**AIM OF THE EXERCISE:** Only the pictures are to be left out; return the rest of the data exactly as it stands.

------ RECORD EXCERPTS

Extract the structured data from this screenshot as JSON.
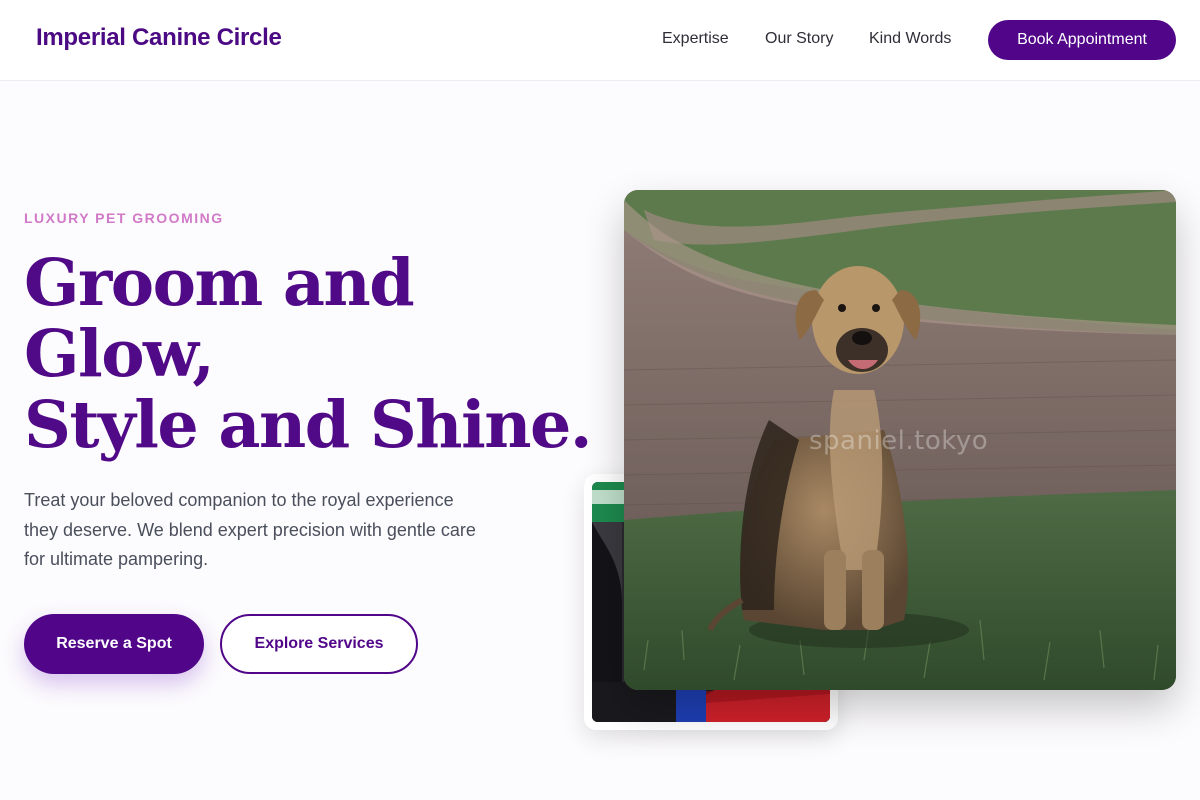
{
  "brand": {
    "name": "Imperial Canine Circle"
  },
  "nav": {
    "links": [
      "Expertise",
      "Our Story",
      "Kind Words"
    ],
    "cta_label": "Book Appointment"
  },
  "hero": {
    "eyebrow": "LUXURY PET GROOMING",
    "headline_lines": [
      "Groom and",
      "Glow,",
      "Style and Shine."
    ],
    "lede": "Treat your beloved companion to the royal experience they deserve. We blend expert precision with gentle care for ultimate pampering.",
    "primary_cta": "Reserve a Spot",
    "secondary_cta": "Explore Services"
  },
  "images": {
    "main_watermark": "spaniel.tokyo"
  },
  "colors": {
    "brand_purple": "#51068a",
    "eyebrow_pink": "#d17ac8",
    "body_text": "#4a4f5c"
  }
}
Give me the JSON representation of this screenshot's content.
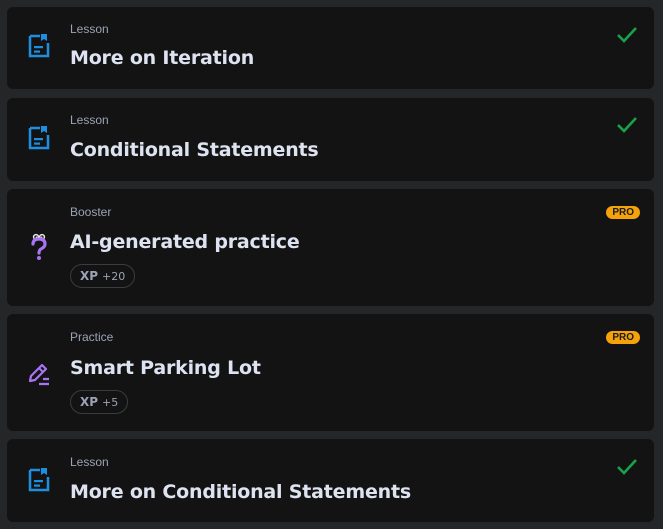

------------

**RESULT:**
Extract the structured data from this screenshot as JSON.
{
  "brand": {
    "name": "Imperial Canine Circle"
  },
  "nav": {
    "links": [
      "Expertise",
      "Our Story",
      "Kind Words"
    ],
    "cta_label": "Book Appointment"
  },
  "hero": {
    "eyebrow": "LUXURY PET GROOMING",
    "headline_lines": [
      "Groom and",
      "Glow,",
      "Style and Shine."
    ],
    "lede": "Treat your beloved companion to the royal experience they deserve. We blend expert precision with gentle care for ultimate pampering.",
    "primary_cta": "Reserve a Spot",
    "secondary_cta": "Explore Services"
  },
  "images": {
    "main_watermark": "spaniel.tokyo"
  },
  "colors": {
    "brand_purple": "#51068a",
    "eyebrow_pink": "#d17ac8",
    "body_text": "#4a4f5c"
  }
}
Give me the JSON representation of this screenshot's content.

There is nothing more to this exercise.